My keys to selecting a global employment services partner center are three core focus areas. There are many other elements to consider, EX, CX, tech and solution capability, etc., but these are the essential lenses through which you must select these solutions.
- Compliance: this is where you must understand “how the cake is made”; how does the provider enable and support a compliant global employment vehicle? What tools, technology, and leading practices are in place? Speak to customers and their worker/employee users and understand how your provider enables its services and fulfills its compliance requirements.
- Entities: there are multiple ways global EORs go to market and enable their “employment vehicle.” Aggregator (entities are entirely partner enabled), Direct (owned entities), and Unified (hybrid mix) models all offer varying levels of benefits and drawbacks for the buyer and provider. However, in my research, the direct EOR model is the most impactful among adopters for CX, EX, and compliance outcomes due to enhanced understanding, investment, and control in the country serviced.

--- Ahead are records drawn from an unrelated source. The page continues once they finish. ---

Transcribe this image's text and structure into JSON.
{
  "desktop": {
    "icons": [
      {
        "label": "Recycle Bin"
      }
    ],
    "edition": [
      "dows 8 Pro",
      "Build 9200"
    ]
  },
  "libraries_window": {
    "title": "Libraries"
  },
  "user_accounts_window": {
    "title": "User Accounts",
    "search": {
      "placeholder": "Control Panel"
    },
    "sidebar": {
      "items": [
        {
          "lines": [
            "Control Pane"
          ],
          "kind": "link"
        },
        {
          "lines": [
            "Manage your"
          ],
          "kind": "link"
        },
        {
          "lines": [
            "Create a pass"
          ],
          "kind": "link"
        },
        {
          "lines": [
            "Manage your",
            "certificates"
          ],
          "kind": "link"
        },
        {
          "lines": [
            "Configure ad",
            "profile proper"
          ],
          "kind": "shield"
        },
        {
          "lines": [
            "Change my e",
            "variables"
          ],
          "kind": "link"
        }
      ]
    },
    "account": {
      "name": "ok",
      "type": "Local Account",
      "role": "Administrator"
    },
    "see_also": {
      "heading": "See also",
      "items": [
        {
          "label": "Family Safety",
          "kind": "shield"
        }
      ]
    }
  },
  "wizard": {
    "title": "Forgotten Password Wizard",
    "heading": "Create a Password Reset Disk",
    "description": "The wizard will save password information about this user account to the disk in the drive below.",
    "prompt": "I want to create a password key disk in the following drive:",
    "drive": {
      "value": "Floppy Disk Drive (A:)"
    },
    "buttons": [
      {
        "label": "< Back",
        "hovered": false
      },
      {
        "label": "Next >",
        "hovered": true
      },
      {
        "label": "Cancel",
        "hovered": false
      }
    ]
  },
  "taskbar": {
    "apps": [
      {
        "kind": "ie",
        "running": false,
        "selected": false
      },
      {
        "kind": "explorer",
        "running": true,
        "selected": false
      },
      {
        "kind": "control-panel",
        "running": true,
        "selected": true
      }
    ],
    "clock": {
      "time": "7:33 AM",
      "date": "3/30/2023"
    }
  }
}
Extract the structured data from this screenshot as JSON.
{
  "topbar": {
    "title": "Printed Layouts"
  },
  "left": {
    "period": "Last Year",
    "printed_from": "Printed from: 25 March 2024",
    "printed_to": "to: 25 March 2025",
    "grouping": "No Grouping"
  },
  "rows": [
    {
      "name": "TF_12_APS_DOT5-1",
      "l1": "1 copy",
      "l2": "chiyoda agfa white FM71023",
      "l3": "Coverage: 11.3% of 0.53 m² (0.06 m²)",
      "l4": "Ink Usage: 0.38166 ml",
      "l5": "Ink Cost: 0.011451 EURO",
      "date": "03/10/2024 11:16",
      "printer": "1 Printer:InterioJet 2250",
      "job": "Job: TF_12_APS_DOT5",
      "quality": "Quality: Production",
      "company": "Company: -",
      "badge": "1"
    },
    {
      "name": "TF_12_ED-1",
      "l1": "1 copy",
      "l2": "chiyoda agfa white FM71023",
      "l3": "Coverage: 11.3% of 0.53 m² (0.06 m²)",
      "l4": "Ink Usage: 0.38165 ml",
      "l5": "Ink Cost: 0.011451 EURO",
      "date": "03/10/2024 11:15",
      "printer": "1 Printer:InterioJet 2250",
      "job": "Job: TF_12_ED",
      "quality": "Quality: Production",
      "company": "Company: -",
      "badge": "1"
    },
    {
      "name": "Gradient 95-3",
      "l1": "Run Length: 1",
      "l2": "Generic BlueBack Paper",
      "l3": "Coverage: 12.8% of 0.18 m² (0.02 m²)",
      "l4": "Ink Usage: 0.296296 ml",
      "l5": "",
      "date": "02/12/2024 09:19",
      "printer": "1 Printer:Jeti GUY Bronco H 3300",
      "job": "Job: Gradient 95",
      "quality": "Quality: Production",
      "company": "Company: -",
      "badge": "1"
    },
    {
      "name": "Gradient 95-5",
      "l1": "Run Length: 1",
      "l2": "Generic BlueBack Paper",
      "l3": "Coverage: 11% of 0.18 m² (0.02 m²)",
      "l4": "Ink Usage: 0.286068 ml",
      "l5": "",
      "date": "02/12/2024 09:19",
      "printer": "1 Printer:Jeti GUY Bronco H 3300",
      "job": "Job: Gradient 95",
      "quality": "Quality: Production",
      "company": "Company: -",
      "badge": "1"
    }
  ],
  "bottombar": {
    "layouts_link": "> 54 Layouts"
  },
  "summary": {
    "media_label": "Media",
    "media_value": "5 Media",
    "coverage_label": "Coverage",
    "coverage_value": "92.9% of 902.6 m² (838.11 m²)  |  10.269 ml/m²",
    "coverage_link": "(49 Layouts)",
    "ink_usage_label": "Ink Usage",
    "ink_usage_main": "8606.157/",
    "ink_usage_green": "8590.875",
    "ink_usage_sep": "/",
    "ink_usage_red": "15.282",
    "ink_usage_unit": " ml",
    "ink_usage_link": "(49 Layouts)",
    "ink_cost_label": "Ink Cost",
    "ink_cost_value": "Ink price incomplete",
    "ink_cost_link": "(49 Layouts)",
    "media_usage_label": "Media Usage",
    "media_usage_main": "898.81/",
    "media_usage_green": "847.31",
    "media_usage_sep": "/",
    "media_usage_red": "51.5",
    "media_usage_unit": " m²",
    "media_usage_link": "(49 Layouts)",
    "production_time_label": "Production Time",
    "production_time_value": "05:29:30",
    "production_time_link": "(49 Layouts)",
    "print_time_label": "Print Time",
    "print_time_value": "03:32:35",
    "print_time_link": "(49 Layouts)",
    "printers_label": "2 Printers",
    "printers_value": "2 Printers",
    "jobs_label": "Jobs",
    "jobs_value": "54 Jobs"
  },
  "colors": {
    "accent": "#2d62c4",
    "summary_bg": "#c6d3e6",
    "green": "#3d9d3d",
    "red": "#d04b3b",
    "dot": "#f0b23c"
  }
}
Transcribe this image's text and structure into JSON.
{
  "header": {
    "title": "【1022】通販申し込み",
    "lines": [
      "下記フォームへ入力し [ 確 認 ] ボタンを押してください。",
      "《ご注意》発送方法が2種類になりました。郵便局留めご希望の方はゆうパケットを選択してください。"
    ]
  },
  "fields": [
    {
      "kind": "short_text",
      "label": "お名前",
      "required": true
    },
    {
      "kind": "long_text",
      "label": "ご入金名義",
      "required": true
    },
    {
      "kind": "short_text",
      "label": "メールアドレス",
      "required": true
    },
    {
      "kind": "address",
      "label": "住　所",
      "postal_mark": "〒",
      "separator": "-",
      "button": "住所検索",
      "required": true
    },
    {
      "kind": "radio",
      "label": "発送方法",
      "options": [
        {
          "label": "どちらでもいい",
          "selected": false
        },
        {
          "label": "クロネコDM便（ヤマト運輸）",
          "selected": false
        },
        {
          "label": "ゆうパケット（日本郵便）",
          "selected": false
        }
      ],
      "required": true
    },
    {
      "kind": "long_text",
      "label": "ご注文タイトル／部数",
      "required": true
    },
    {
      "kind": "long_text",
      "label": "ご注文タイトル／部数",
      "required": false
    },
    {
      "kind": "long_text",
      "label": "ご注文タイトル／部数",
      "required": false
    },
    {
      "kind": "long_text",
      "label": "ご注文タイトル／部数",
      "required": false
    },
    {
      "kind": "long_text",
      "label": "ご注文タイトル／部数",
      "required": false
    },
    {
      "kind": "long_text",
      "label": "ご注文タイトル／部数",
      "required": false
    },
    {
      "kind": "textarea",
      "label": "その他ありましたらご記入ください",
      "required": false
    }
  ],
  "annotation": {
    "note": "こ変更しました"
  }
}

- Capability: Can the provider support your target country, or do they need help? When a provider owns local entities, has expert boots on the ground and in the country of choice, underpinned by a modern, compliant, localized infrastructure, they can control the experience and outcomes up and down the value chain, and the service experience is differentiated. Too often, global EOR firms are operating as aggregators, and while a single-throat choke sounds good, they lack complete control and expertise for the locations they serve and, thus, the overall value chain, experience, and outcomes.
The global EoR service model is a true human potential and organizational agility enabler designed to help companies facilitate their strategic ambitions and accelerate improved outcomes. However, the marketplace is crowded, confusing, and mildly differentiated regarding vendor capability. I caution global EoR buyers to over-emphasize the due diligence here… ”go slow, to go fast” and prioritize compliance and capability when choosing a partner.